Figure 1. Mechanisms of Resistance in Gram-Negative Bacteria, and the Antibiotics Affected.
Seven mechanisms of resistance are shown in the gram-negative bacterium, with some being mediated by a mobile plasmid. These mechanisms include the loss of porins, which reduces the movement of drug through the cell membrane; the presence of β-lactamases in the periplasmic space, which degrades the β-lactam; increased expression of the transmembrane efflux pump, which expels the drug from the bacterium before it can have an effect; the presence of antibiotic-modifying enzymes, which make the antibiotic incapable of interacting with its target; target site mutations, which prevent the antibiotic from binding to its site of action; ribosomal mutations or modifications, which prevent the antibiotic from binding and inhibiting protein synthesis; metabolic bypass mechanisms, which use an alternative resistant enzyme to bypass the inhibitory effect of the antibiotic; and a mutation in the lipopolysaccharide, which renders the polymyxin class of antibiotics unable to bind this target. Red spheres indicate antibiotics.
Table 1. Risk Factors for Health Care–Associated Infections and Infection with Drug-Resistant Bacteria.
Table 2. Diagnostic Criteria and Management Guidelines for Ventilator-Associated Pneumonia
Table 3. Evidence-Based Guidelines for the Prevention of Hospital-Acquired Infections.
Table 4. Recommended Empirical Therapy to Cover Gram-Negative Organisms That Cause Hospital-Acquired Infections

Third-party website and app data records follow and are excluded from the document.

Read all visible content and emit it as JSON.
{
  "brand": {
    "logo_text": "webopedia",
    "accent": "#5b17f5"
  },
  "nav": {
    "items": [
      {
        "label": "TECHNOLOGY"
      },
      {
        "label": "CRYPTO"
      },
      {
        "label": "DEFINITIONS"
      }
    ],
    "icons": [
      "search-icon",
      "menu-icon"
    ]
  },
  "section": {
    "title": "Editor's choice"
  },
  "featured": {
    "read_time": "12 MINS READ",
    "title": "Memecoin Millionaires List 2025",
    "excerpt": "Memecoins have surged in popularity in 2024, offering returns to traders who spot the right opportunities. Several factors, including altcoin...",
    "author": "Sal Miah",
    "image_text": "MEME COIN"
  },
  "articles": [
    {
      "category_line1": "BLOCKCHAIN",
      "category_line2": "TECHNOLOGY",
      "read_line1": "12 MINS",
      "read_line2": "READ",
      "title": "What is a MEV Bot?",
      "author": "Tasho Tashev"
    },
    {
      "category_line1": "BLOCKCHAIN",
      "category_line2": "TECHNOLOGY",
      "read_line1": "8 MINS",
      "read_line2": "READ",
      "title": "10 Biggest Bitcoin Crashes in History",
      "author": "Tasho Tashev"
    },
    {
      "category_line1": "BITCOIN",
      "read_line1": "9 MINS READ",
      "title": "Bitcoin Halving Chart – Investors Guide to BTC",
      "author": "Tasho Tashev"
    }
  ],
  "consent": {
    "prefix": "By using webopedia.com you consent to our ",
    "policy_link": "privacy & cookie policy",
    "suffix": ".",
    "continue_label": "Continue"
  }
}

Table 5. Recommended Definitive Therapy for Serious Infections, Including VAP and Bloodstream Infections, Caused by Drug-Resistant Gram-Negative Bacteria